Never have I come across a place where freedom seems to be so unrestricted. I think it comes with being a cycling city, built on canals with narrow homes and narrower streets. The locals seem so happy and free as they effortlessly whizz through the streets on bicycles. Everybody knows the traffic system and everyone has a place to be.
Of course, the tourists disrupt it a bit. There are those who can’t cycle, those who don’t know which way to look when they’re crossing the road (guilty!) and those who are just plain oblivious. But the locals seem to generally accept it as part of their routine and avoid the disruptions easily.
Amsterdam is, as John Green wrote in The Fault in Our Stars, “A city of freedom”. It is buzzing and alive. Swarms of tourists descend on it every day of the week but it doesn’t feel disgustingly touristy – and here’s why.
The amount of things to do and see in Amsterdam could easily take weeks. Meticulous planning of my week-long trip to Amsterdam and The Hague meant that I had ensured I could fit as much in as I could – time-wise, and as much as I could possibly afford – budget-wise. There are tourists, but you are so spread out throughout the entire city and country (public transport is VERY good) that you can feel solitude and peace whilst surrounded by others. Everyone has their own purpose.
You will, of course, queue for the popular tourist attractions. Timing though, as we all know, is everything. Plan, plan, plan. Though planning your trip may take longer, you’ll feel happier when you get there (and activities never take as long as you expect) as you won’t feel lost. You’ll feel secure. And when you do realise that your list, which seemed endless at the beginning of the day, has been easily completed, you just have to cross the street or turn your head a fraction of an inch to find or see something new and exciting.
As you escape from canal ring a little, you’ll come across more and more green spaces, the most obvious of which is Vondelpark. It’s where you go to picnic, to relax, to cycle, to play, to dogwalk, to smoke, to makeout and to socialise. While the canal ring may be the hub, Vondelpark is the suburban relaxation point.
I visited late on a Friday afternoon in April, when the sun was still high in the sky and locals had finished work for the day.
Crowds of youth perch precariously in trees where the branches hang low over the water. The mist from the nearby water fountains blends with the smoke which fills the summer air around them, creating a haze which hangs in the afternoon sunbeams.
As I ride on my hired bike, about ten policemen cycle past me. They are clearly knowledgeable about the happenings in this park but also more concerned with making sure it’s a peaceful environment.
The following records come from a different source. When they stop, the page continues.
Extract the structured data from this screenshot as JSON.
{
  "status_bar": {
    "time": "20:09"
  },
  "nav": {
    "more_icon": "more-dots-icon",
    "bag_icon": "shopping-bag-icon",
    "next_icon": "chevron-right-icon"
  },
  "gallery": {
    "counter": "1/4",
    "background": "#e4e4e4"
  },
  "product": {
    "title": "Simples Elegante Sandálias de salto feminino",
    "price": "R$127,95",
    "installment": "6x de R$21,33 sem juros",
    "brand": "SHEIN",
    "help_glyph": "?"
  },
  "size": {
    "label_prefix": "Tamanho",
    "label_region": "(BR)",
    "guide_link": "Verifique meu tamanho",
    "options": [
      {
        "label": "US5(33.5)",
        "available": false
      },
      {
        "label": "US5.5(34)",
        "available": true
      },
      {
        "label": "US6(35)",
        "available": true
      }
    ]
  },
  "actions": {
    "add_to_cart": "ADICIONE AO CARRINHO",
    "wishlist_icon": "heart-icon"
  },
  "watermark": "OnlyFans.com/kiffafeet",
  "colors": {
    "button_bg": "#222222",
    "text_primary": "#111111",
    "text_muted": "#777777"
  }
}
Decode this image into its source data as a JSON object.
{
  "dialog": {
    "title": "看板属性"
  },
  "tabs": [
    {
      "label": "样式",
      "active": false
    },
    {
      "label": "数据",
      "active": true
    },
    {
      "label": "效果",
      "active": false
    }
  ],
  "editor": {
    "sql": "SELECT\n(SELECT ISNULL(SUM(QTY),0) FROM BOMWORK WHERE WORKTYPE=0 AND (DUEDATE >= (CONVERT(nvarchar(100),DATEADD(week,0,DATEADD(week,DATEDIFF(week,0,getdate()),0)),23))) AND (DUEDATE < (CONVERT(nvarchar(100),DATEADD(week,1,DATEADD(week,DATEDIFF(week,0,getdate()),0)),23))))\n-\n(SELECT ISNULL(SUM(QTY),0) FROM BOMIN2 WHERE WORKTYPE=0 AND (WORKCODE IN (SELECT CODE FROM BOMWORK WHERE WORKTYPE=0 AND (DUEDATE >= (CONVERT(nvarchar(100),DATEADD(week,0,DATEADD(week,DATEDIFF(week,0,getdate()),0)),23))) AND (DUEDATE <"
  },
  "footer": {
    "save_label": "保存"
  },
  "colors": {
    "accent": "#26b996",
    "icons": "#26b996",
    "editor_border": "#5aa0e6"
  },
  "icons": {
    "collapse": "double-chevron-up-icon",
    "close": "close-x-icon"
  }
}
A man in his thirties carrying a tennis racket strolls past, his eyes red although it is unlikely that he has been crying.
Vondelpark has gorgeous cafes, food vendors, lagoons with fountains in the middle, children’s playgrounds and more. It seemed to be treated by the tourists as a place to smoke, however it is so much more. If you cycle on and look past the crowds of youth in the trees, you’ll also hear the squawks of the parrots that flit from tree to tree. Or the friendly ting of a bell to signal someone is about to ride past you. Or the peals of laughter from children playing tag on the playgrounds.
On any given day in Amsterdam, you could stumble across markets, an outdoor café, or live music. Make sure that you open your eyes and appreciate the experience. It’s not every day that you get to visit a city so steeped in history. Amsterdam has incredible food, people and architecture. Enjoy it.